This summer I will be spending a week with a group of women who will be celebrating twenty-eight years of sobriety. I met these women when I worked in the mental health and they were all drinking. All of the women got sober with the help of Alcholics Anonymous which began today, June 10, in 1935 by Bill Wilson and Dr. Bob Smith in Akron, Ohio.
Here's how it began: Newly sober Bill Wilson was on a trip to Akron, Ohio. Meeting with Dr. Smith he explained what had happened to him, how he got sober and found real spirituality. Dr. Smith took his last drink on this date in 1935. After Bill Wilson's first drink he declared that he had "found the elixir of life." It actually was the elixir of his self destruction and Bill Wilson took many times "drying out."

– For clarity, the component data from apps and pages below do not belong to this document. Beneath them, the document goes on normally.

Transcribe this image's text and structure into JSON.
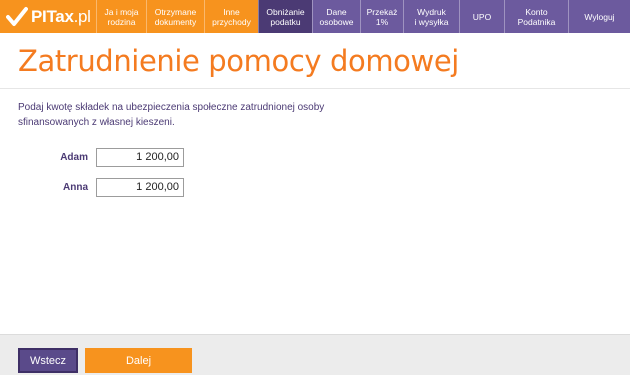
{
  "logo": {
    "text_bold": "PITax",
    "text_thin": ".pl",
    "icon": "checkmark-logo-icon"
  },
  "nav": [
    {
      "label": "Ja i moja\nrodzina"
    },
    {
      "label": "Otrzymane\ndokumenty"
    },
    {
      "label": "Inne\nprzychody"
    },
    {
      "label": "Obniżanie\npodatku"
    },
    {
      "label": "Dane\nosobowe"
    },
    {
      "label": "Przekaż\n1%"
    },
    {
      "label": "Wydruk\ni wysyłka"
    },
    {
      "label": "UPO"
    },
    {
      "label": "Konto\nPodatnika"
    },
    {
      "label": "Wyloguj"
    }
  ],
  "page": {
    "title": "Zatrudnienie pomocy domowej",
    "intro": "Podaj kwotę składek na ubezpieczenia społeczne zatrudnionej osoby sfinansowanych z własnej kieszeni."
  },
  "persons": [
    {
      "name": "Adam",
      "amount": "1 200,00"
    },
    {
      "name": "Anna",
      "amount": "1 200,00"
    }
  ],
  "footer": {
    "back_label": "Wstecz",
    "next_label": "Dalej"
  },
  "colors": {
    "orange": "#f7931e",
    "title_orange": "#f47b20",
    "purple": "#4b3a74"
  }
}
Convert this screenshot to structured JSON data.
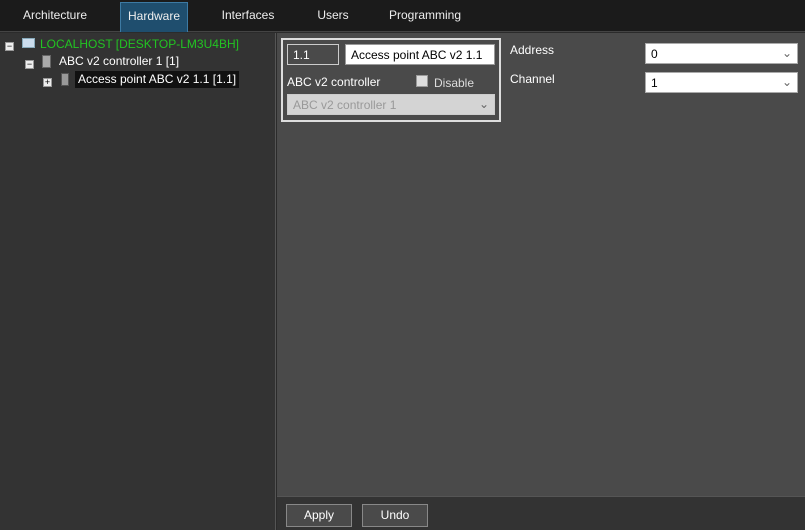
{
  "tabs": [
    "Architecture",
    "Hardware",
    "Interfaces",
    "Users",
    "Programming"
  ],
  "tree": {
    "root": "LOCALHOST [DESKTOP-LM3U4BH]",
    "controller": "ABC v2 controller 1 [1]",
    "access_point": "Access point ABC v2 1.1 [1.1]"
  },
  "form": {
    "id_value": "1.1",
    "name_value": "Access point ABC v2 1.1",
    "controller_label": "ABC v2 controller",
    "disable_label": "Disable",
    "controller_value": "ABC v2 controller 1",
    "address_label": "Address",
    "address_value": "0",
    "channel_label": "Channel",
    "channel_value": "1"
  },
  "buttons": {
    "apply": "Apply",
    "undo": "Undo"
  },
  "colors": {
    "root_green": "#22c422",
    "active_tab": "#1f4e6e"
  }
}
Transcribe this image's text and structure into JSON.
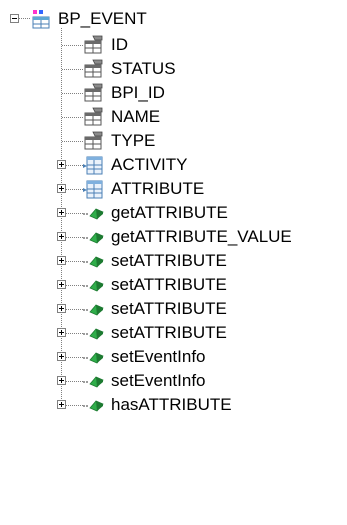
{
  "tree": {
    "root": {
      "label": "BP_EVENT",
      "icon": "table-icon",
      "expanded": true,
      "children": [
        {
          "label": "ID",
          "icon": "column-icon"
        },
        {
          "label": "STATUS",
          "icon": "column-icon"
        },
        {
          "label": "BPI_ID",
          "icon": "column-icon"
        },
        {
          "label": "NAME",
          "icon": "column-icon"
        },
        {
          "label": "TYPE",
          "icon": "column-icon"
        },
        {
          "label": "ACTIVITY",
          "icon": "relation-icon",
          "collapsed": true
        },
        {
          "label": "ATTRIBUTE",
          "icon": "relation-icon",
          "collapsed": true
        },
        {
          "label": "getATTRIBUTE",
          "icon": "method-icon",
          "collapsed": true
        },
        {
          "label": "getATTRIBUTE_VALUE",
          "icon": "method-icon",
          "collapsed": true
        },
        {
          "label": "setATTRIBUTE",
          "icon": "method-icon",
          "collapsed": true
        },
        {
          "label": "setATTRIBUTE",
          "icon": "method-icon",
          "collapsed": true
        },
        {
          "label": "setATTRIBUTE",
          "icon": "method-icon",
          "collapsed": true
        },
        {
          "label": "setATTRIBUTE",
          "icon": "method-icon",
          "collapsed": true
        },
        {
          "label": "setEventInfo",
          "icon": "method-icon",
          "collapsed": true
        },
        {
          "label": "setEventInfo",
          "icon": "method-icon",
          "collapsed": true
        },
        {
          "label": "hasATTRIBUTE",
          "icon": "method-icon",
          "collapsed": true
        }
      ]
    }
  }
}
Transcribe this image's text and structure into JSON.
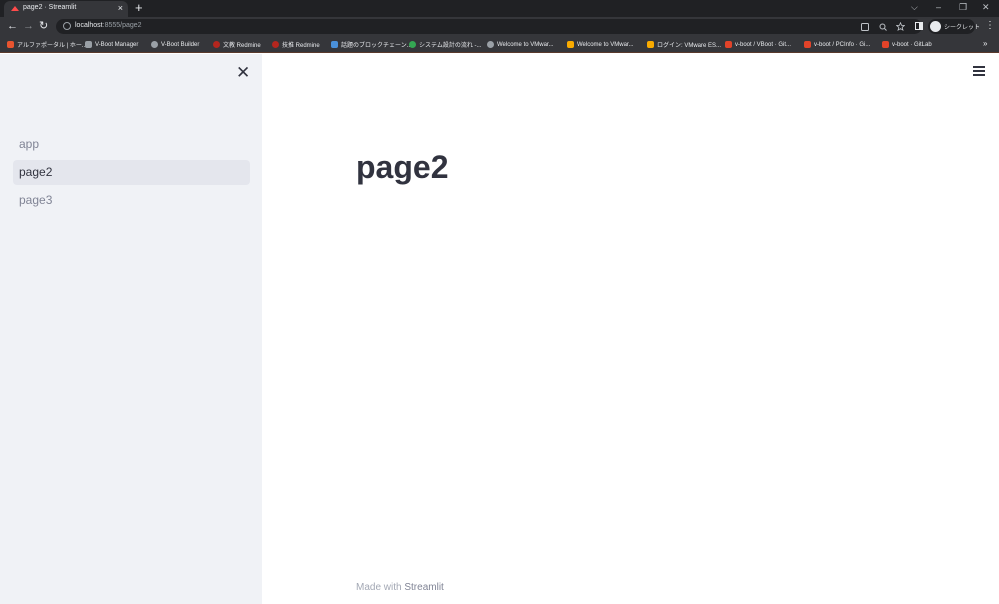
{
  "browser": {
    "tab_title": "page2 · Streamlit",
    "tab_close": "×",
    "new_tab": "+",
    "window_controls": [
      "⌵",
      "–",
      "❐",
      "✕"
    ],
    "url_host": "localhost",
    "url_path": ":8555/page2",
    "nav": {
      "back": "←",
      "forward": "→",
      "reload": "↻"
    },
    "profile_label": "シークレット",
    "menu": "⋮",
    "bookmarks_more": "»",
    "bookmarks": [
      {
        "label": "アルファポータル | ホー...",
        "color": "#e8542f"
      },
      {
        "label": "V-Boot Manager",
        "color": "#9aa0a6"
      },
      {
        "label": "V-Boot Builder",
        "color": "#9aa0a6"
      },
      {
        "label": "文教 Redmine",
        "color": "#b3261e"
      },
      {
        "label": "技推 Redmine",
        "color": "#b3261e"
      },
      {
        "label": "話題のブロックチェーン...",
        "color": "#4a90d9"
      },
      {
        "label": "システム設計の流れ -...",
        "color": "#34a853"
      },
      {
        "label": "Welcome to VMwar...",
        "color": "#9aa0a6"
      },
      {
        "label": "Welcome to VMwar...",
        "color": "#f9ab00"
      },
      {
        "label": "ログイン: VMware ES...",
        "color": "#f9ab00"
      },
      {
        "label": "v-boot / VBoot · Git...",
        "color": "#e24329"
      },
      {
        "label": "v-boot / PCInfo · Gi...",
        "color": "#e24329"
      },
      {
        "label": "v-boot · GitLab",
        "color": "#e24329"
      }
    ]
  },
  "sidebar": {
    "close": "✕",
    "items": [
      {
        "label": "app"
      },
      {
        "label": "page2"
      },
      {
        "label": "page3"
      }
    ]
  },
  "main": {
    "title": "page2",
    "footer_prefix": "Made with ",
    "footer_brand": "Streamlit"
  }
}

Finally, in Towns Hospital in New York City recovering from a major bender, he cried out "if there is a God, let him show himself. I am ready to do anything, anything!...Suddenly," said Wilson, "the room lit up with a great white light." Wilson then said, "So this is the God of the preachers! No matter how wrong things seem to be, they are still all right. Things are all right with God and this world." Bill Wilson never drank again and by sharing his experience with Dr. Bob (Smith) began the great self help movement of Alcoholics Anonymous.
Many people travel to Bill Wilson's grave in East Dorset, Vermont leaving a stone, a rock or some little sign that they have been there as a thank you. My friends who are celebrating their twenty-eight years of sobriety this summer still attend Alcoholics Anonymous.

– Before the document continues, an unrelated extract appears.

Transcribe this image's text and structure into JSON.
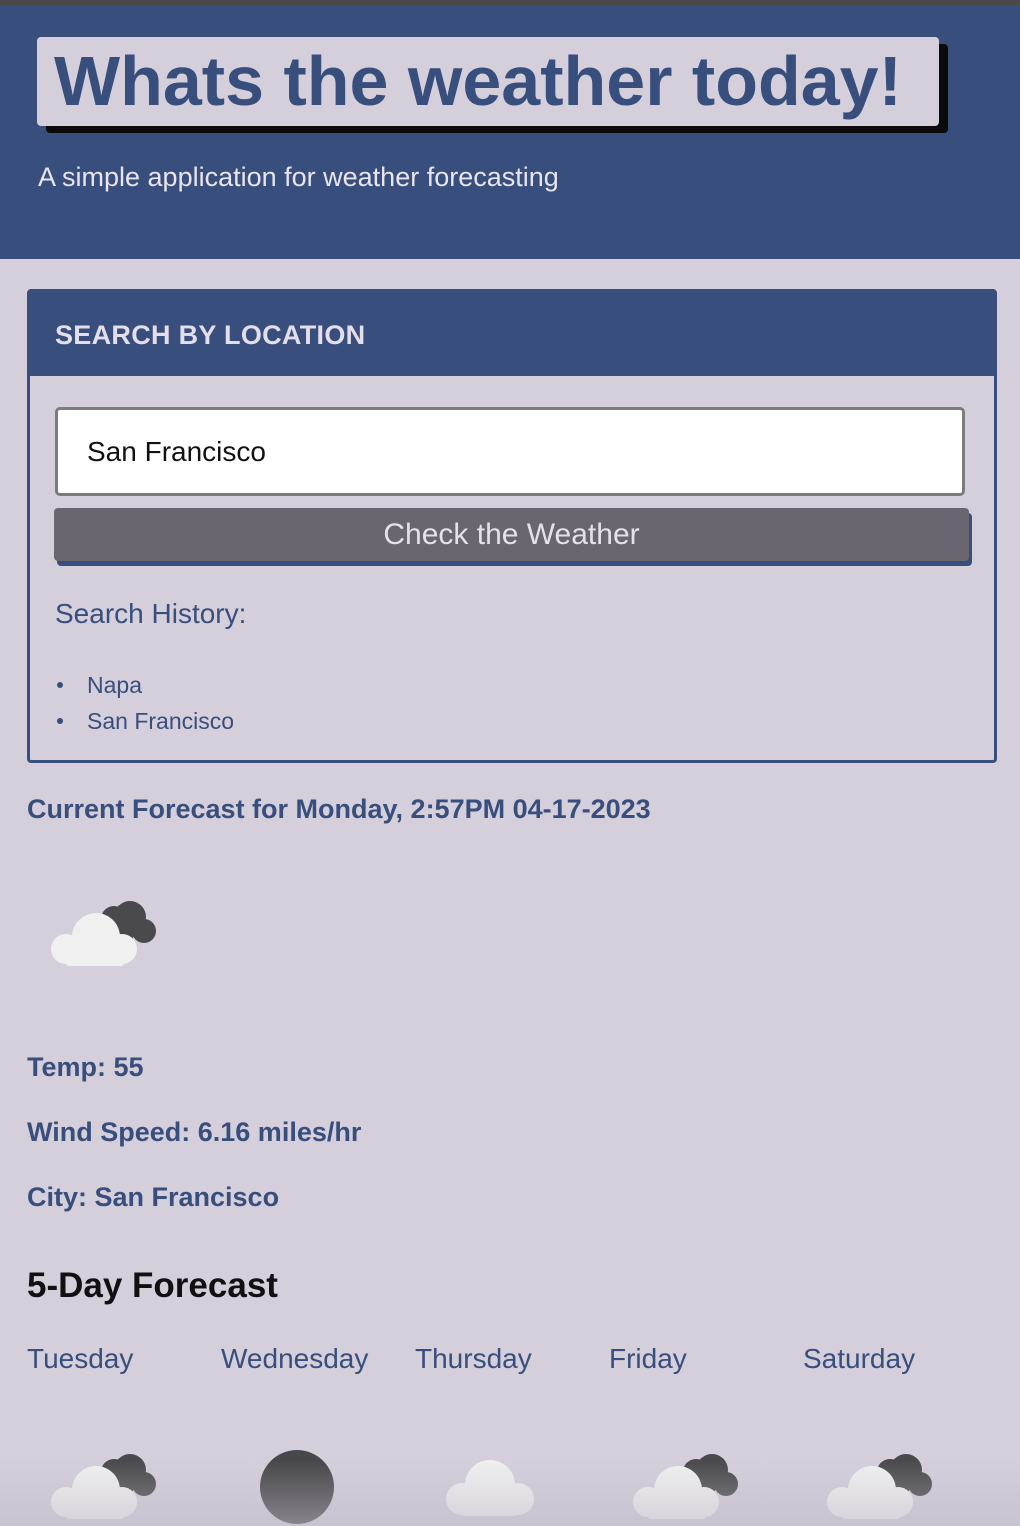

Like Bill Wilson helping Dr. Bob find sobriety after his last drink in 1935, they also help many of the newly sober work the Twelve Steps of Alcoholics Anonymous, they have found the on-going spiritual growth that takes place in AA and the gift of sobriety that comes from helping others.
AA is not just a sober program, it is a spiritual program that has helped people all over the world. It began seventy-six years ago today, helping people to accept what they can't change, getting the courage to change what the can, and as the "Serenity Prayer" says finding the wisdom to know the difference.

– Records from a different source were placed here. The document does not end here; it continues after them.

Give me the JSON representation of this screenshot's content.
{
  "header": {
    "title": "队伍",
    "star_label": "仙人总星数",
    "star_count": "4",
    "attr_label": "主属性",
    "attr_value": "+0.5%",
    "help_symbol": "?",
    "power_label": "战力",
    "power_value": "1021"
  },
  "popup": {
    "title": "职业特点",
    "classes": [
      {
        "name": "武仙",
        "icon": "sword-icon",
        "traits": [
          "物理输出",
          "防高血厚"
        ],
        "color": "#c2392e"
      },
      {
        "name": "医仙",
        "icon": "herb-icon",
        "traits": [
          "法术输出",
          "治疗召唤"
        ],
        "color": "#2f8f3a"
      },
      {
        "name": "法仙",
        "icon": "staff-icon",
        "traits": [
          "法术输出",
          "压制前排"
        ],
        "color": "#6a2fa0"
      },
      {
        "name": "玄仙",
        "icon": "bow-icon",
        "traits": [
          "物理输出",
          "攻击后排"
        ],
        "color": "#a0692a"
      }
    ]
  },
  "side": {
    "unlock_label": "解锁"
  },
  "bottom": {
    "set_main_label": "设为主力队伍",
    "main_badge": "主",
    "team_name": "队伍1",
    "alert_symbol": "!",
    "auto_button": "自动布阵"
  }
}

Ellen Ratner is Washington bureau chief of Talk Radio News Service and a Fox News contributor. She is the co-author of the forthcoming book "Self-Empowerment: Nine Things the 19th Century Can Teach Us About Living In the 21st Century" (Changing Lives Press) which will be published in September.